At the site were USS Aulick was built is a historical marker that reads:[1]

    • On September 9, 1940, a federal contract worth $82 million was issued to the Consolidated Steel Company to construct 12 Fletcher class naval destroyers here in Orange, Texas. This and other contracts coupled with the subsequent building of major shipyard facilities along the city's riverfront lifted the city out of a prolonged and deep economic decline which began in the early 1930s with the closing of area sawmills. The community celebrated the laying of the keels of the U. S. S. Aulick and U. S. S. Charles Ausburne on May 14, 1941. The Aulick became the first naval destroyer to be built in Texas and on Texas Independence Day, March 2, 1942, it was christened and launched amid a crowd of 6,000 people. The Aulick represented the second U. S. Naval warship to be named after War of 1812 Navy veteran John H. Aulick (1787-1861). By 1946 all 12 destroyers and over four hundred other ships had been completed here at a cost of over $876 million. Orange's well-developed shipyards encouraged major companies to build plants along the riverfront. Several petrochemical and industrial Consolidated, Levingston, and Weaver converted to peacetime activities.

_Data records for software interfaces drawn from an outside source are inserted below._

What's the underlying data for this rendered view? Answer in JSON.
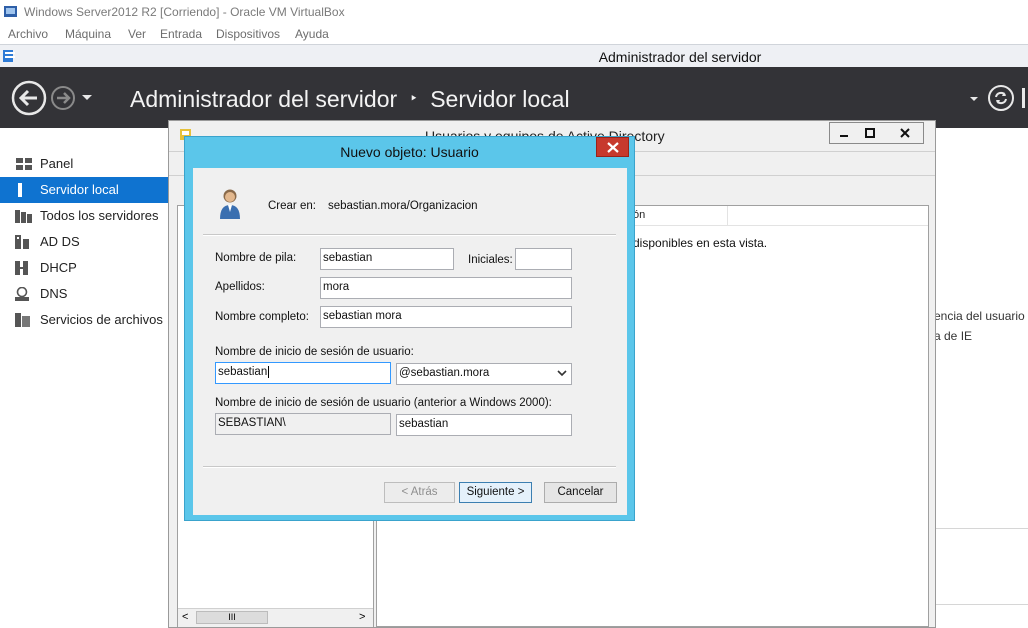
{
  "vbox": {
    "title": "Windows Server2012 R2 [Corriendo] - Oracle VM VirtualBox",
    "menu": [
      "Archivo",
      "Máquina",
      "Ver",
      "Entrada",
      "Dispositivos",
      "Ayuda"
    ]
  },
  "server_manager": {
    "window_title": "Administrador del servidor",
    "breadcrumb": {
      "root": "Administrador del servidor",
      "separator": "‣",
      "current": "Servidor local"
    },
    "nav": [
      {
        "label": "Panel",
        "icon": "dashboard-icon"
      },
      {
        "label": "Servidor local",
        "icon": "local-server-icon",
        "active": true
      },
      {
        "label": "Todos los servidores",
        "icon": "all-servers-icon"
      },
      {
        "label": "AD DS",
        "icon": "ad-ds-icon"
      },
      {
        "label": "DHCP",
        "icon": "dhcp-icon"
      },
      {
        "label": "DNS",
        "icon": "dns-icon"
      },
      {
        "label": "Servicios de archivos",
        "icon": "file-services-icon"
      }
    ],
    "right_text_1": "encia del usuario",
    "right_text_2": "a de IE",
    "accent": "#0f73d0",
    "header_bg": "#333337"
  },
  "aduc": {
    "title": "Usuarios y equipos de Active Directory",
    "column_header_partial": "ón",
    "empty_message": "disponibles en esta vista.",
    "scroll_label": "III"
  },
  "dialog": {
    "title": "Nuevo objeto: Usuario",
    "create_in_label": "Crear en:",
    "create_in_value": "sebastian.mora/Organizacion",
    "first_name_label": "Nombre de pila:",
    "first_name_value": "sebastian",
    "initials_label": "Iniciales:",
    "initials_value": "",
    "last_name_label": "Apellidos:",
    "last_name_value": "mora",
    "full_name_label": "Nombre completo:",
    "full_name_value": "sebastian mora",
    "logon_label": "Nombre de inicio de sesión de usuario:",
    "logon_value": "sebastian",
    "domain_value": "@sebastian.mora",
    "logon_pre2000_label": "Nombre de inicio de sesión de usuario (anterior a Windows 2000):",
    "pre2000_domain_value": "SEBASTIAN\\",
    "pre2000_user_value": "sebastian",
    "back_button": "< Atrás",
    "next_button": "Siguiente >",
    "cancel_button": "Cancelar",
    "title_bg": "#5bc6ea",
    "close_bg": "#c7392d"
  }
}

Aulick earned five battle stars for her World War II service.